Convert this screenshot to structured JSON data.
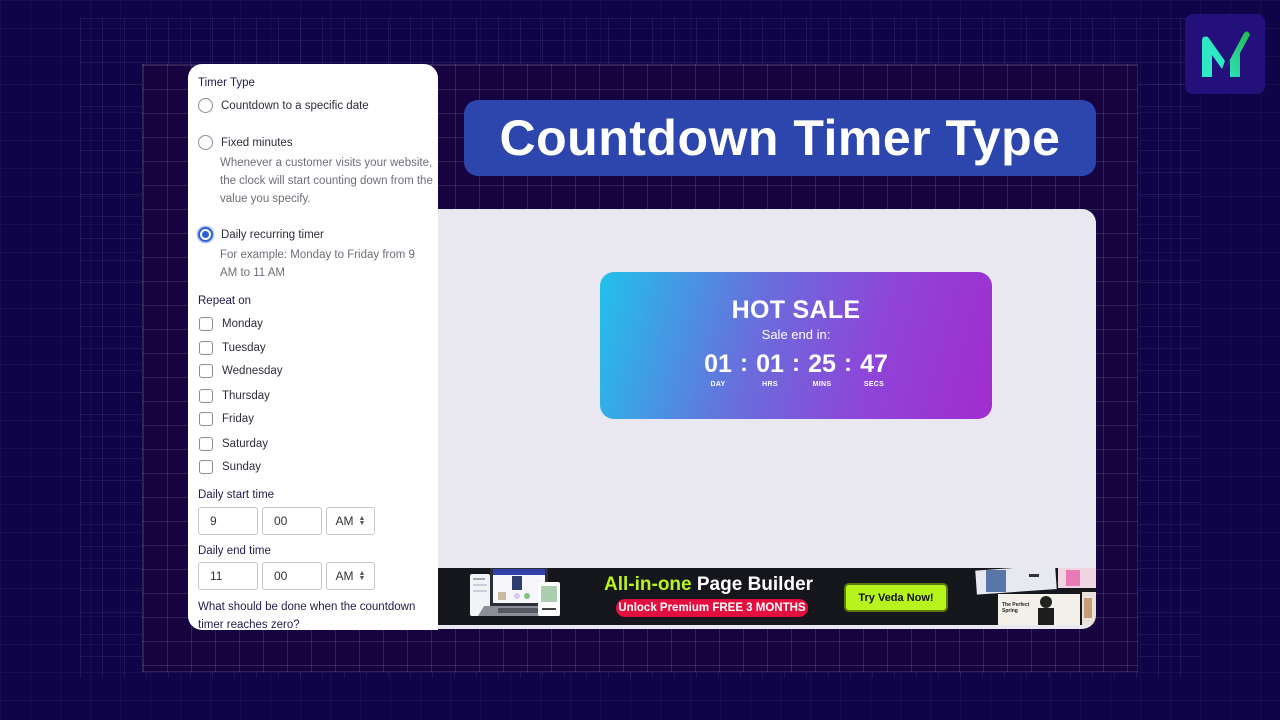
{
  "branding": {
    "logo_letter": "M",
    "logo_colors": {
      "bg": "#23107a",
      "letter": "#2ee8c4",
      "tick": "#2fbf5c"
    }
  },
  "title_banner": {
    "text": "Countdown Timer Type",
    "bg": "#2c46ad"
  },
  "settings": {
    "timer_type_label": "Timer Type",
    "options": [
      {
        "label": "Countdown to a specific date",
        "selected": false,
        "help": ""
      },
      {
        "label": "Fixed minutes",
        "selected": false,
        "help": "Whenever a customer visits your website, the clock will start counting down from the value you specify."
      },
      {
        "label": "Daily recurring timer",
        "selected": true,
        "help": "For example: Monday to Friday from 9 AM to 11 AM"
      }
    ],
    "repeat_on_label": "Repeat on",
    "days": [
      {
        "label": "Monday",
        "checked": false
      },
      {
        "label": "Tuesday",
        "checked": false
      },
      {
        "label": "Wednesday",
        "checked": false
      },
      {
        "label": "Thursday",
        "checked": false
      },
      {
        "label": "Friday",
        "checked": false
      },
      {
        "label": "Saturday",
        "checked": false
      },
      {
        "label": "Sunday",
        "checked": false
      }
    ],
    "start_time": {
      "label": "Daily start time",
      "hour": "9",
      "minute": "00",
      "period": "AM"
    },
    "end_time": {
      "label": "Daily end time",
      "hour": "11",
      "minute": "00",
      "period": "AM"
    },
    "zero_question": "What should be done when the countdown timer reaches zero?"
  },
  "preview": {
    "timer": {
      "title": "HOT SALE",
      "subtitle": "Sale end in:",
      "units": [
        {
          "value": "01",
          "label": "DAY"
        },
        {
          "value": "01",
          "label": "HRS"
        },
        {
          "value": "25",
          "label": "MINS"
        },
        {
          "value": "47",
          "label": "SECS"
        }
      ],
      "separator": ":"
    },
    "ad": {
      "headline_accent": "All-in-one",
      "headline_rest": " Page Builder",
      "pill": "Unlock Premium FREE 3 MONTHS",
      "cta": "Try Veda Now!",
      "photo_caption": "The Perfect Spring",
      "colors": {
        "accent": "#b7f41d",
        "pill": "#e3103f",
        "bg": "#15171c"
      }
    }
  }
}
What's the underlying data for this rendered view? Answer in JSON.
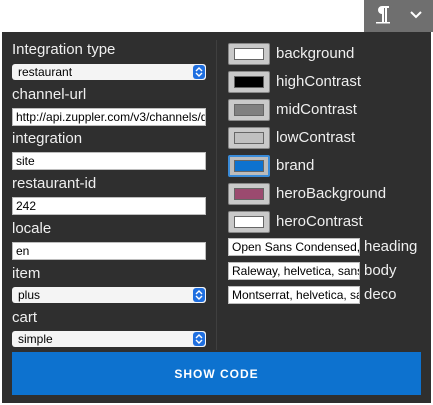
{
  "toolbar": {
    "icons": [
      "pilcrow-icon",
      "chevron-down-icon"
    ]
  },
  "left": {
    "integration_type": {
      "label": "Integration type",
      "value": "restaurant"
    },
    "channel_url": {
      "label": "channel-url",
      "value": "http://api.zuppler.com/v3/channels/d"
    },
    "integration": {
      "label": "integration",
      "value": "site"
    },
    "restaurant_id": {
      "label": "restaurant-id",
      "value": "242"
    },
    "locale": {
      "label": "locale",
      "value": "en"
    },
    "item": {
      "label": "item",
      "value": "plus"
    },
    "cart": {
      "label": "cart",
      "value": "simple"
    }
  },
  "colors": [
    {
      "label": "background",
      "hex": "#ffffff"
    },
    {
      "label": "highContrast",
      "hex": "#000000"
    },
    {
      "label": "midContrast",
      "hex": "#808080"
    },
    {
      "label": "lowContrast",
      "hex": "#c0c0c0"
    },
    {
      "label": "brand",
      "hex": "#0d72cf"
    },
    {
      "label": "heroBackground",
      "hex": "#9b4a6f"
    },
    {
      "label": "heroContrast",
      "hex": "#ffffff"
    }
  ],
  "fonts": [
    {
      "label": "heading",
      "value": "Open Sans Condensed,"
    },
    {
      "label": "body",
      "value": "Raleway, helvetica, sans"
    },
    {
      "label": "deco",
      "value": "Montserrat, helvetica, sa"
    }
  ],
  "show_code_label": "SHOW CODE"
}
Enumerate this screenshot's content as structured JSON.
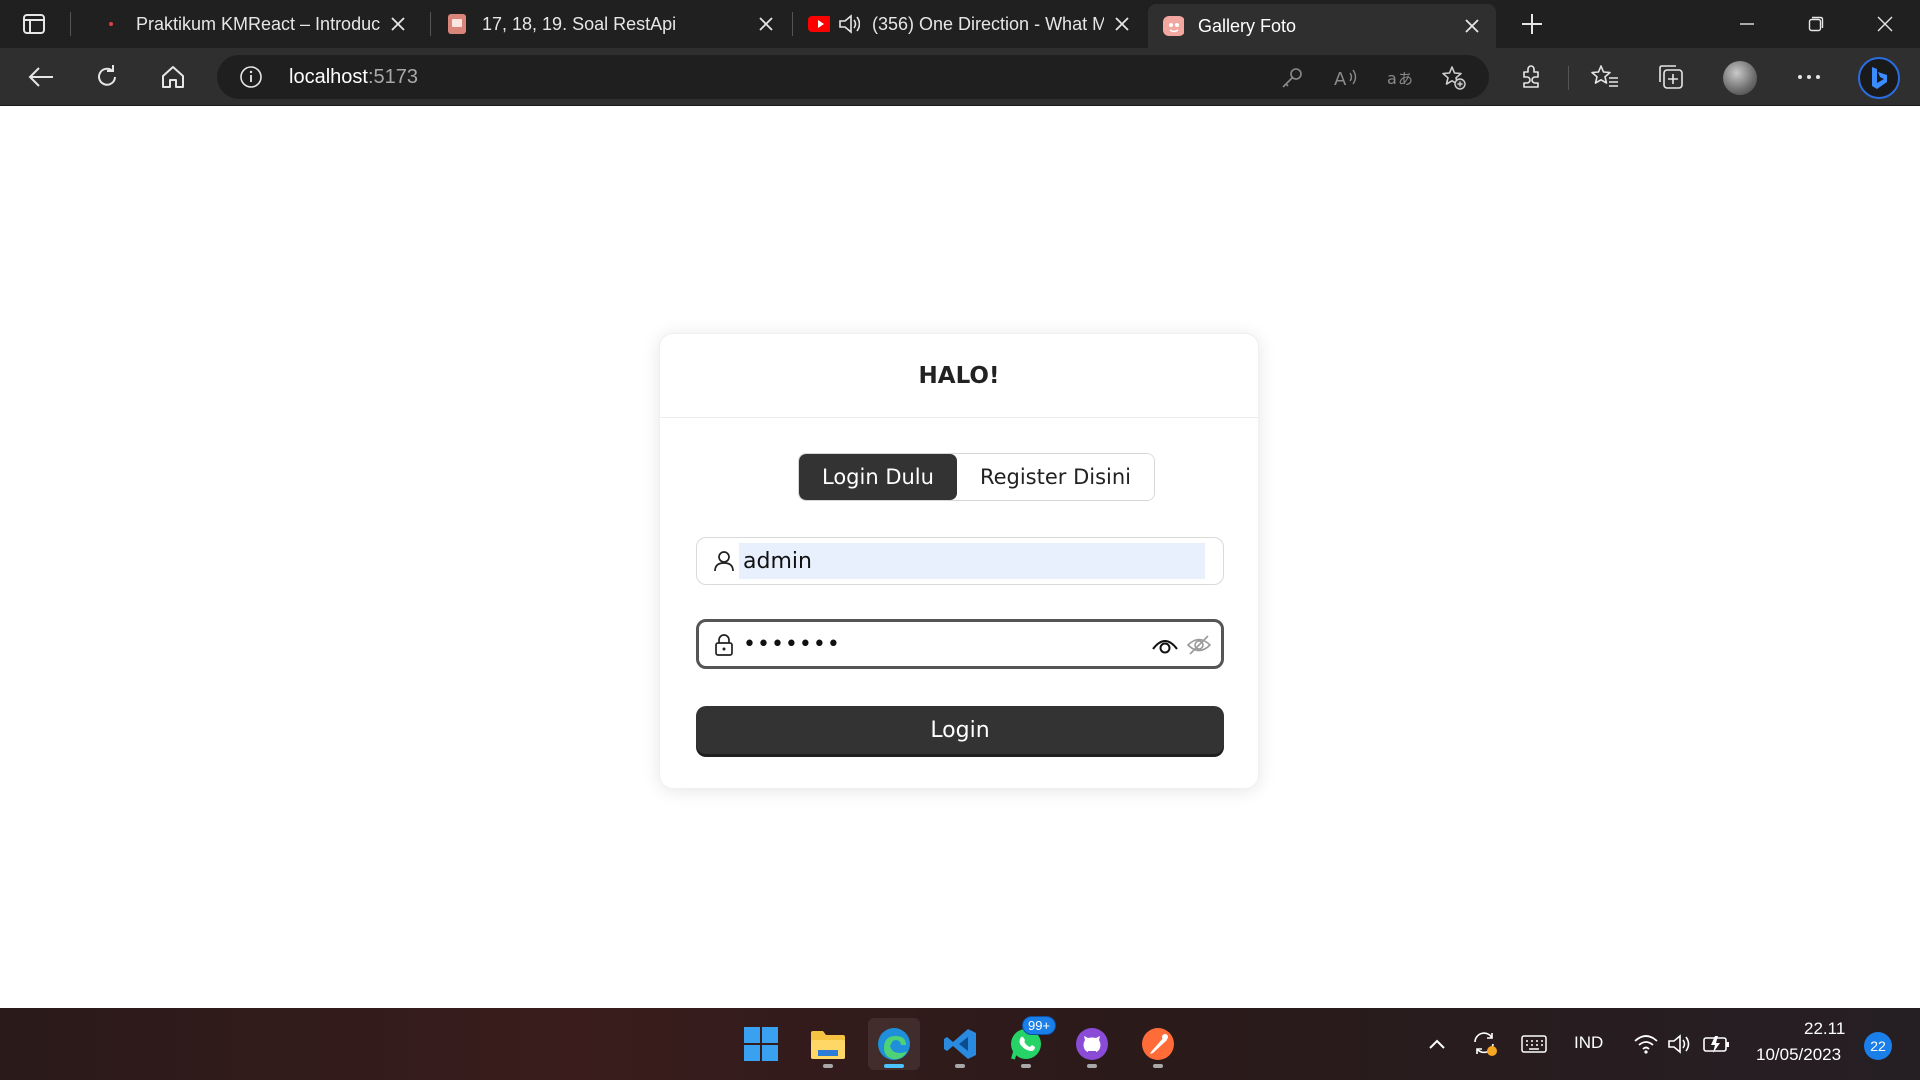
{
  "browser": {
    "tabs": [
      {
        "title": "Praktikum KMReact – Introductio",
        "favicon": "dot-icon"
      },
      {
        "title": "17, 18, 19. Soal RestApi",
        "favicon": "book-icon"
      },
      {
        "title": "(356) One Direction - What M",
        "favicon": "youtube-icon"
      },
      {
        "title": "Gallery Foto",
        "favicon": "gallery-icon"
      }
    ],
    "url_host": "localhost",
    "url_port": ":5173"
  },
  "card": {
    "title": "HALO!",
    "tabs": {
      "login": "Login Dulu",
      "register": "Register Disini"
    },
    "username_value": "admin",
    "password_value": "•••••••",
    "submit_label": "Login"
  },
  "taskbar": {
    "whatsapp_badge": "99+",
    "language": "IND",
    "time": "22.11",
    "date": "10/05/2023",
    "notifications": "22"
  },
  "colors": {
    "accent": "#333333",
    "autofill": "#e8f0fe",
    "chrome_dark": "#202020"
  }
}
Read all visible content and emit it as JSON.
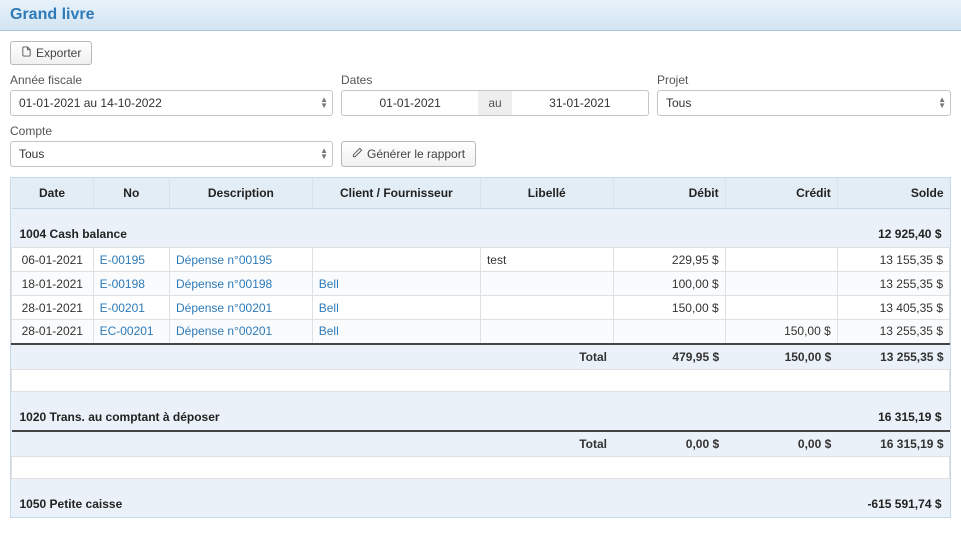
{
  "title": "Grand livre",
  "buttons": {
    "export": "Exporter",
    "generate": "Générer le rapport"
  },
  "filters": {
    "fiscal_year": {
      "label": "Année fiscale",
      "value": "01-01-2021 au 14-10-2022"
    },
    "dates": {
      "label": "Dates",
      "from": "01-01-2021",
      "sep": "au",
      "to": "31-01-2021"
    },
    "project": {
      "label": "Projet",
      "value": "Tous"
    },
    "account": {
      "label": "Compte",
      "value": "Tous"
    }
  },
  "columns": {
    "date": "Date",
    "no": "No",
    "desc": "Description",
    "cf": "Client / Fournisseur",
    "lib": "Libellé",
    "deb": "Débit",
    "cre": "Crédit",
    "sol": "Solde"
  },
  "sections": [
    {
      "name": "1004 Cash balance",
      "balance": "12 925,40 $",
      "rows": [
        {
          "date": "06-01-2021",
          "no": "E-00195",
          "desc": "Dépense n°00195",
          "cf": "",
          "lib": "test",
          "deb": "229,95 $",
          "cre": "",
          "sol": "13 155,35 $"
        },
        {
          "date": "18-01-2021",
          "no": "E-00198",
          "desc": "Dépense n°00198",
          "cf": "Bell",
          "lib": "",
          "deb": "100,00 $",
          "cre": "",
          "sol": "13 255,35 $"
        },
        {
          "date": "28-01-2021",
          "no": "E-00201",
          "desc": "Dépense n°00201",
          "cf": "Bell",
          "lib": "",
          "deb": "150,00 $",
          "cre": "",
          "sol": "13 405,35 $"
        },
        {
          "date": "28-01-2021",
          "no": "EC-00201",
          "desc": "Dépense n°00201",
          "cf": "Bell",
          "lib": "",
          "deb": "",
          "cre": "150,00 $",
          "sol": "13 255,35 $"
        }
      ],
      "total": {
        "label": "Total",
        "deb": "479,95 $",
        "cre": "150,00 $",
        "sol": "13 255,35 $"
      }
    },
    {
      "name": "1020 Trans. au comptant à déposer",
      "balance": "16 315,19 $",
      "rows": [],
      "total": {
        "label": "Total",
        "deb": "0,00 $",
        "cre": "0,00 $",
        "sol": "16 315,19 $"
      }
    },
    {
      "name": "1050 Petite caisse",
      "balance": "-615 591,74 $",
      "rows": [],
      "total": null
    }
  ]
}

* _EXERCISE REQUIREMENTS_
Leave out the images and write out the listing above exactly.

* _SOLUTION TO THIS PROBLEM_
Convert this screenshot to structured JSON data.
{
  "branding": {
    "logo_letter": "M",
    "logo_colors": {
      "bg": "#23107a",
      "letter": "#2ee8c4",
      "tick": "#2fbf5c"
    }
  },
  "title_banner": {
    "text": "Countdown Timer Type",
    "bg": "#2c46ad"
  },
  "settings": {
    "timer_type_label": "Timer Type",
    "options": [
      {
        "label": "Countdown to a specific date",
        "selected": false,
        "help": ""
      },
      {
        "label": "Fixed minutes",
        "selected": false,
        "help": "Whenever a customer visits your website, the clock will start counting down from the value you specify."
      },
      {
        "label": "Daily recurring timer",
        "selected": true,
        "help": "For example: Monday to Friday from 9 AM to 11 AM"
      }
    ],
    "repeat_on_label": "Repeat on",
    "days": [
      {
        "label": "Monday",
        "checked": false
      },
      {
        "label": "Tuesday",
        "checked": false
      },
      {
        "label": "Wednesday",
        "checked": false
      },
      {
        "label": "Thursday",
        "checked": false
      },
      {
        "label": "Friday",
        "checked": false
      },
      {
        "label": "Saturday",
        "checked": false
      },
      {
        "label": "Sunday",
        "checked": false
      }
    ],
    "start_time": {
      "label": "Daily start time",
      "hour": "9",
      "minute": "00",
      "period": "AM"
    },
    "end_time": {
      "label": "Daily end time",
      "hour": "11",
      "minute": "00",
      "period": "AM"
    },
    "zero_question": "What should be done when the countdown timer reaches zero?"
  },
  "preview": {
    "timer": {
      "title": "HOT SALE",
      "subtitle": "Sale end in:",
      "units": [
        {
          "value": "01",
          "label": "DAY"
        },
        {
          "value": "01",
          "label": "HRS"
        },
        {
          "value": "25",
          "label": "MINS"
        },
        {
          "value": "47",
          "label": "SECS"
        }
      ],
      "separator": ":"
    },
    "ad": {
      "headline_accent": "All-in-one",
      "headline_rest": " Page Builder",
      "pill": "Unlock Premium FREE 3 MONTHS",
      "cta": "Try Veda Now!",
      "photo_caption": "The Perfect Spring",
      "colors": {
        "accent": "#b7f41d",
        "pill": "#e3103f",
        "bg": "#15171c"
      }
    }
  }
}
What's the underlying data for this rendered view? Answer in JSON.
{
  "toolbar": {
    "icons": [
      "pilcrow-icon",
      "chevron-down-icon"
    ]
  },
  "left": {
    "integration_type": {
      "label": "Integration type",
      "value": "restaurant"
    },
    "channel_url": {
      "label": "channel-url",
      "value": "http://api.zuppler.com/v3/channels/d"
    },
    "integration": {
      "label": "integration",
      "value": "site"
    },
    "restaurant_id": {
      "label": "restaurant-id",
      "value": "242"
    },
    "locale": {
      "label": "locale",
      "value": "en"
    },
    "item": {
      "label": "item",
      "value": "plus"
    },
    "cart": {
      "label": "cart",
      "value": "simple"
    }
  },
  "colors": [
    {
      "label": "background",
      "hex": "#ffffff"
    },
    {
      "label": "highContrast",
      "hex": "#000000"
    },
    {
      "label": "midContrast",
      "hex": "#808080"
    },
    {
      "label": "lowContrast",
      "hex": "#c0c0c0"
    },
    {
      "label": "brand",
      "hex": "#0d72cf"
    },
    {
      "label": "heroBackground",
      "hex": "#9b4a6f"
    },
    {
      "label": "heroContrast",
      "hex": "#ffffff"
    }
  ],
  "fonts": [
    {
      "label": "heading",
      "value": "Open Sans Condensed,"
    },
    {
      "label": "body",
      "value": "Raleway, helvetica, sans"
    },
    {
      "label": "deco",
      "value": "Montserrat, helvetica, sa"
    }
  ],
  "show_code_label": "SHOW CODE"
}
Enumerate this screenshot's content as structured JSON.
{
  "browser": {
    "tabs": [
      {
        "title": "Praktikum KMReact – Introductio",
        "favicon": "dot-icon"
      },
      {
        "title": "17, 18, 19. Soal RestApi",
        "favicon": "book-icon"
      },
      {
        "title": "(356) One Direction - What M",
        "favicon": "youtube-icon"
      },
      {
        "title": "Gallery Foto",
        "favicon": "gallery-icon"
      }
    ],
    "url_host": "localhost",
    "url_port": ":5173"
  },
  "card": {
    "title": "HALO!",
    "tabs": {
      "login": "Login Dulu",
      "register": "Register Disini"
    },
    "username_value": "admin",
    "password_value": "•••••••",
    "submit_label": "Login"
  },
  "taskbar": {
    "whatsapp_badge": "99+",
    "language": "IND",
    "time": "22.11",
    "date": "10/05/2023",
    "notifications": "22"
  },
  "colors": {
    "accent": "#333333",
    "autofill": "#e8f0fe",
    "chrome_dark": "#202020"
  }
}
Read all visible content and emit it as JSON.
{
  "title": "Grand livre",
  "buttons": {
    "export": "Exporter",
    "generate": "Générer le rapport"
  },
  "filters": {
    "fiscal_year": {
      "label": "Année fiscale",
      "value": "01-01-2021 au 14-10-2022"
    },
    "dates": {
      "label": "Dates",
      "from": "01-01-2021",
      "sep": "au",
      "to": "31-01-2021"
    },
    "project": {
      "label": "Projet",
      "value": "Tous"
    },
    "account": {
      "label": "Compte",
      "value": "Tous"
    }
  },
  "columns": {
    "date": "Date",
    "no": "No",
    "desc": "Description",
    "cf": "Client / Fournisseur",
    "lib": "Libellé",
    "deb": "Débit",
    "cre": "Crédit",
    "sol": "Solde"
  },
  "sections": [
    {
      "name": "1004 Cash balance",
      "balance": "12 925,40 $",
      "rows": [
        {
          "date": "06-01-2021",
          "no": "E-00195",
          "desc": "Dépense n°00195",
          "cf": "",
          "lib": "test",
          "deb": "229,95 $",
          "cre": "",
          "sol": "13 155,35 $"
        },
        {
          "date": "18-01-2021",
          "no": "E-00198",
          "desc": "Dépense n°00198",
          "cf": "Bell",
          "lib": "",
          "deb": "100,00 $",
          "cre": "",
          "sol": "13 255,35 $"
        },
        {
          "date": "28-01-2021",
          "no": "E-00201",
          "desc": "Dépense n°00201",
          "cf": "Bell",
          "lib": "",
          "deb": "150,00 $",
          "cre": "",
          "sol": "13 405,35 $"
        },
        {
          "date": "28-01-2021",
          "no": "EC-00201",
          "desc": "Dépense n°00201",
          "cf": "Bell",
          "lib": "",
          "deb": "",
          "cre": "150,00 $",
          "sol": "13 255,35 $"
        }
      ],
      "total": {
        "label": "Total",
        "deb": "479,95 $",
        "cre": "150,00 $",
        "sol": "13 255,35 $"
      }
    },
    {
      "name": "1020 Trans. au comptant à déposer",
      "balance": "16 315,19 $",
      "rows": [],
      "total": {
        "label": "Total",
        "deb": "0,00 $",
        "cre": "0,00 $",
        "sol": "16 315,19 $"
      }
    },
    {
      "name": "1050 Petite caisse",
      "balance": "-615 591,74 $",
      "rows": [],
      "total": null
    }
  ]
}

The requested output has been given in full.